From application to life after graduation, this book provides financial insights for those who are college bound.
Jodi Okun’s excellent book, Secrets of a Financial Aid Pro, explores what it takes to pay for college.
For many high school students and their parents, applying for college is a stressful, often confusing rite of passage. Stagnant wages and ever-increasing tuition have led to a situation in which many families must also apply for financial aid—a process that is its own kind of stressful and confusing. Okun, a former college financial aid counselor who is now an independent consultant, aims to calm and inform the parents of college-bound students by guiding them through the financial aid jungle.
The book is divided into three parts. The first part addresses the need to plan far in advance—in middle school or even earlier. The author offers seasoned advice about not just saving money, but preparing students for college. Particularly helpful is the manner in which Okun breaks down the necessary to-dos that should occur in each of a student’s four years of high school. Included are a useful checklist, a list of questions to ask during college visits, and a handy form that students can use to evaluate each school they’re interested in. This section also explains the application process, along with the various admission decisions, such as “early action,” “early decision,” and “rolling admission.” This kind of insider information will be especially helpful for understanding admissions from the school’s perspective.

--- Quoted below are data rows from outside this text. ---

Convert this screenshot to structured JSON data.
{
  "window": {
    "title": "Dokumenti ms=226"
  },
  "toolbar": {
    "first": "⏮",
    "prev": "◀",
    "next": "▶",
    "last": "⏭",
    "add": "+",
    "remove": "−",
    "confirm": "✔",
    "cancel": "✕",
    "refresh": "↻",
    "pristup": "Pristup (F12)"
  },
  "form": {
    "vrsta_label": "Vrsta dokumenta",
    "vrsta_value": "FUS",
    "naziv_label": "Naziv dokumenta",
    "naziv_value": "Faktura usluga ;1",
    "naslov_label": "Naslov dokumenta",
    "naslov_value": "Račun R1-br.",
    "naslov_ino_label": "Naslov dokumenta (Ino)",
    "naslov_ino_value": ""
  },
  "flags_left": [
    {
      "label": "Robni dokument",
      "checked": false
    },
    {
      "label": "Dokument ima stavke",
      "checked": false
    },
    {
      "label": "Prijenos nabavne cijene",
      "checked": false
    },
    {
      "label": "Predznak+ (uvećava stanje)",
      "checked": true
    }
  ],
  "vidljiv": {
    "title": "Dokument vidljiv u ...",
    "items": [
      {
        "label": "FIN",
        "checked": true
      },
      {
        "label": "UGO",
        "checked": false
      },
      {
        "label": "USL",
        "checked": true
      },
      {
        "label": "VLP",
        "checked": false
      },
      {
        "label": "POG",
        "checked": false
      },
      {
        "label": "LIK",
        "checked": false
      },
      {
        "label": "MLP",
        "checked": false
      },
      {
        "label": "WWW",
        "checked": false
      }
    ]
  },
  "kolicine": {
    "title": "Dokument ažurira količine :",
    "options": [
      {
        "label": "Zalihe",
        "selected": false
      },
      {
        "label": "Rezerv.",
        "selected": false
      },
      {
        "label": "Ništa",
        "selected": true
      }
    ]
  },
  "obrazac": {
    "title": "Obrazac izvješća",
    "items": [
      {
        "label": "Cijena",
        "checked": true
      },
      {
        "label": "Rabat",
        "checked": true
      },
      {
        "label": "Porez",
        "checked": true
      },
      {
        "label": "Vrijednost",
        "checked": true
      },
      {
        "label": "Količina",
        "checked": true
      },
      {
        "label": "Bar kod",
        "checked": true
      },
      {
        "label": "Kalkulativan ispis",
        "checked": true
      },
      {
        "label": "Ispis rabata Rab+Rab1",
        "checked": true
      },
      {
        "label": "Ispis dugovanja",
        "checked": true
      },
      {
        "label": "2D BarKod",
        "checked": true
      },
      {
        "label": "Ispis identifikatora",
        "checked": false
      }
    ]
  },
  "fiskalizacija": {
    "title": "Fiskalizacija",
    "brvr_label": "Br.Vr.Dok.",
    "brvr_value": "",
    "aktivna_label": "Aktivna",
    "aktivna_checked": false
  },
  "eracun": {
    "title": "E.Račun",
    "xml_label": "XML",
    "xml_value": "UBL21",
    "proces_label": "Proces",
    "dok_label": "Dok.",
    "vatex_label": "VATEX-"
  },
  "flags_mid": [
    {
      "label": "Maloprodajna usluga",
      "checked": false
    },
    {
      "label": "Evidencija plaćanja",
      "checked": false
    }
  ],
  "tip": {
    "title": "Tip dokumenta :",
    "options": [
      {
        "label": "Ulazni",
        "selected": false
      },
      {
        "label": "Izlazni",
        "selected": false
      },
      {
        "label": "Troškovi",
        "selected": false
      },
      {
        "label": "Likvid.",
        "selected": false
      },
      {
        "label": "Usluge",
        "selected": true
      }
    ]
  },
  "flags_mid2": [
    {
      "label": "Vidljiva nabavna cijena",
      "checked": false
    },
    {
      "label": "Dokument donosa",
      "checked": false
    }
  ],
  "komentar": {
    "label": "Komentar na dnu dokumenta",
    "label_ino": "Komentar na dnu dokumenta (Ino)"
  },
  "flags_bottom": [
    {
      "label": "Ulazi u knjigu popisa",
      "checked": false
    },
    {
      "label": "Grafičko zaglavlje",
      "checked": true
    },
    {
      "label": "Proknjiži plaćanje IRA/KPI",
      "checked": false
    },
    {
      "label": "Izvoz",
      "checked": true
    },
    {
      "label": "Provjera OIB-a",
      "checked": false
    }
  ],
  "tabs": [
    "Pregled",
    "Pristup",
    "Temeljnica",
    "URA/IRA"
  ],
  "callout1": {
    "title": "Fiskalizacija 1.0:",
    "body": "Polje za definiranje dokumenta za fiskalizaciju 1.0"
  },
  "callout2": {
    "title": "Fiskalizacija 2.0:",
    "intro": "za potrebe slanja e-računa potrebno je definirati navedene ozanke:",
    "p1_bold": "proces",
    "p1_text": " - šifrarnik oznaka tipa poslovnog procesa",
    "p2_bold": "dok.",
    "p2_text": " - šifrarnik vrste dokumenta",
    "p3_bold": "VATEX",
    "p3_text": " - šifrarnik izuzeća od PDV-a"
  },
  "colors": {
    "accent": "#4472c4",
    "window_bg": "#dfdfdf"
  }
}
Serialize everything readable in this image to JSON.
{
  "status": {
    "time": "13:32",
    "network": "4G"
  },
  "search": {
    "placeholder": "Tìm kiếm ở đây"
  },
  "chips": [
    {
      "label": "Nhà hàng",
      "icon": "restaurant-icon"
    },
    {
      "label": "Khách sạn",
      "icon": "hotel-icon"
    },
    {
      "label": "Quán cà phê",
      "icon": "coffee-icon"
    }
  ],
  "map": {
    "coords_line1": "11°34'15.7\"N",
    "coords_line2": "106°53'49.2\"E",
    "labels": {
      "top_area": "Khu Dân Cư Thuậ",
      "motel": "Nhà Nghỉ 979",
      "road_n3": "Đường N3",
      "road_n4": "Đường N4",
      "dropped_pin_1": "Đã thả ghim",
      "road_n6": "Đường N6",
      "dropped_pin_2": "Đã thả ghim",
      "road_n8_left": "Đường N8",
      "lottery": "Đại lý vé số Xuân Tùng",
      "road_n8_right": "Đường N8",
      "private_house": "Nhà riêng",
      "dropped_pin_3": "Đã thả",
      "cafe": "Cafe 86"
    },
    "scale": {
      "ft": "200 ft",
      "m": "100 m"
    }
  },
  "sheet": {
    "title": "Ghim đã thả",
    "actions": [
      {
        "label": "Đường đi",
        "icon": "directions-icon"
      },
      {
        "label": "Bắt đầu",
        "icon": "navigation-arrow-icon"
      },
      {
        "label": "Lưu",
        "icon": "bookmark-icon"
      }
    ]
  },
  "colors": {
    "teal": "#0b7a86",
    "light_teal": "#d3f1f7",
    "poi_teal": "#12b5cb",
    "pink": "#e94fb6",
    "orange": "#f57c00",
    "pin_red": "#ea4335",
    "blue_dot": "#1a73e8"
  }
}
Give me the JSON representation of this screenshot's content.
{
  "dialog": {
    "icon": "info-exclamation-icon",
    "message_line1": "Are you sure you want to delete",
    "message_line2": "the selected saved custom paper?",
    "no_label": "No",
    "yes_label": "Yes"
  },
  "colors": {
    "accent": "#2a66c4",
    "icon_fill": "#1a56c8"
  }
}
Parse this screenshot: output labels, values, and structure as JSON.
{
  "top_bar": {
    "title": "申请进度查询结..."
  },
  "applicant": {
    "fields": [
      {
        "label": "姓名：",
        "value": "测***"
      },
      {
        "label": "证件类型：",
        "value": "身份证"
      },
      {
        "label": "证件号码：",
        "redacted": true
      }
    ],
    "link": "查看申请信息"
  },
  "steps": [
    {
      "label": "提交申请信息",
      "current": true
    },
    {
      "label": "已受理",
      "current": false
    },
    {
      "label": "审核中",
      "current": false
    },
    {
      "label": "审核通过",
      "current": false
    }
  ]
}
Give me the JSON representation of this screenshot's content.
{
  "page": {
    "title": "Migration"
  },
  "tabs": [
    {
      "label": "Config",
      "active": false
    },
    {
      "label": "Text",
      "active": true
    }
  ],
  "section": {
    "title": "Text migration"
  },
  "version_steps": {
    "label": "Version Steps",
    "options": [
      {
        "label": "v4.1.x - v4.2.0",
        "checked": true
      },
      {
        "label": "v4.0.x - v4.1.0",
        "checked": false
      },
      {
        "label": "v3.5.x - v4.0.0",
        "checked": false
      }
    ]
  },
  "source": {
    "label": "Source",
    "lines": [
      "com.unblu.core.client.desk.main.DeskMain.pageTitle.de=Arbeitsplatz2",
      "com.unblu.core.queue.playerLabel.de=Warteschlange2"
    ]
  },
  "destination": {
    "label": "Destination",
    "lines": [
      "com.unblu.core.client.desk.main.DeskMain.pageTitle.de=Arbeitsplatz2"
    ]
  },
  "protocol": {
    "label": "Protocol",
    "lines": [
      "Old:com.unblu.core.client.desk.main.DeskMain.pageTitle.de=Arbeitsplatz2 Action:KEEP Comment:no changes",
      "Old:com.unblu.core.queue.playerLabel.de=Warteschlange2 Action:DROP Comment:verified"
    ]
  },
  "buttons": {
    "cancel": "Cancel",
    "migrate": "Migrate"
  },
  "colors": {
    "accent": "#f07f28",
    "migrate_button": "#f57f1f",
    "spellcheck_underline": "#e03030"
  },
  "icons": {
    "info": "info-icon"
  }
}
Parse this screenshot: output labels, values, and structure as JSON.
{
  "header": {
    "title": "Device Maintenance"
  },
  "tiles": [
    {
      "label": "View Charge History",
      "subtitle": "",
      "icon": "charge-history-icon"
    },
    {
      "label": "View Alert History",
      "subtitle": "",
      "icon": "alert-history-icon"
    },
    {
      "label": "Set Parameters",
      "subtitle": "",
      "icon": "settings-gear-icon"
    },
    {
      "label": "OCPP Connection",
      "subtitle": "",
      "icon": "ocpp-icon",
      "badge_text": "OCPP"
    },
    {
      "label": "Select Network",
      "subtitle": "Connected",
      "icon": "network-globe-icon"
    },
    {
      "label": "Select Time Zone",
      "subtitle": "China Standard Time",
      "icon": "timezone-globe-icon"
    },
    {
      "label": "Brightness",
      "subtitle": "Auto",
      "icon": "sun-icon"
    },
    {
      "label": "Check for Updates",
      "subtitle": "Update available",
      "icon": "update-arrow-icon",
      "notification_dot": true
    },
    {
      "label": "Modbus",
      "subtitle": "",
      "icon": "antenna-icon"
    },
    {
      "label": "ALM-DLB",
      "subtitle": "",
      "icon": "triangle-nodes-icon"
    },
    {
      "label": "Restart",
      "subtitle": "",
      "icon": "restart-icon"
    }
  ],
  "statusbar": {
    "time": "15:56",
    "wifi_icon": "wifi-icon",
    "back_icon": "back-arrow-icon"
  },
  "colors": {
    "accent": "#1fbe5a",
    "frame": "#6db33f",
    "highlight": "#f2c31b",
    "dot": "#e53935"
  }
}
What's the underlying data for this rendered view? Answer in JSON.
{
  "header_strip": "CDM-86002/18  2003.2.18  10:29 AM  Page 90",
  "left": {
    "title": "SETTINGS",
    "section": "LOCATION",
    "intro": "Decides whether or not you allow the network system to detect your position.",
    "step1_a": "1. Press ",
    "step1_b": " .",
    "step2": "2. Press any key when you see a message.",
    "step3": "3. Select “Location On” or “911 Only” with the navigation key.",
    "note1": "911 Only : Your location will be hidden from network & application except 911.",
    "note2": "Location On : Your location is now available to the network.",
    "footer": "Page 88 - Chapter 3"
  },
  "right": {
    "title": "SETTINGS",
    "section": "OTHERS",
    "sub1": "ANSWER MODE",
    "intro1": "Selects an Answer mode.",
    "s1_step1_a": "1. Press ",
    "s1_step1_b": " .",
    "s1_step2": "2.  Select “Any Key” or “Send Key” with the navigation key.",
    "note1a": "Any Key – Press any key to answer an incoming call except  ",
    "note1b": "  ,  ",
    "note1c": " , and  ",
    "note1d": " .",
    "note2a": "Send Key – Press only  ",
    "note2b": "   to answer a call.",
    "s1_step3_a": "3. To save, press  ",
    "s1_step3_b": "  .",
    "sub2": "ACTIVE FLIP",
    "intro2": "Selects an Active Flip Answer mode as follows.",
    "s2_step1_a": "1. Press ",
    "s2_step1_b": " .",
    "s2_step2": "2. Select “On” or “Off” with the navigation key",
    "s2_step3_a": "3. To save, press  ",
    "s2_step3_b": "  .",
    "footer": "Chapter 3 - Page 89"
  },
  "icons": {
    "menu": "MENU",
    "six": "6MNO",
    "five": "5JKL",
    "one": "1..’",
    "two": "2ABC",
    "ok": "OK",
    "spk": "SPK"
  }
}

The second portion of the book concentrates on financial aid, clearly and succinctly explaining the different kinds of aid and types of college savings investments. The section also provides a lot of detail, as well as “myth-busters” about FAFSA (the federal financial aid application) that should considerably reduce the apprehension in completing this common form. Okun also runs down everything from grants to scholarships to work-study programs to loans in a chapter that is a treasure trove for anyone seeking financial aid.
The third section may be the most unique portion of the book. It covers a subject typically overlooked by college admissions and financial aid sources: money management by students. As Okun points out, “the post-college period will likely still have an impact on your family and, possibly, your finances.” Here, the author offers many good ideas to assist parents in engaging their college students in conversations about money, as well as useful strategies for students to embrace after graduation, such as making a budget, managing expenses, and understanding ways to pay back student loans.
The book is well organized, with clear explanations, highlighted text, and short chapters. Each chapter ends with a useful summary of bulleted key points.
Jodi Okun has done a masterful job of creating a highly readable, empathetic guidebook with just the right amount of detail. With a calm, experienced voice, she takes the bewilderment out of the college financial aid process for parents and also conveys sensible financial advice to help college graduates take the next step in their lives.
Disclosure: This article is not an endorsement, but a review. The publisher of this book provided free copies of the book and paid a small fee to have their book reviewed by a professional reviewer. Foreword Reviews and Clarion Reviews make no guarantee that the publisher will receive a positive review. Foreword Magazine, Inc. is disclosing this in accordance with the Federal Trade Commission’s 16 CFR, Part 255.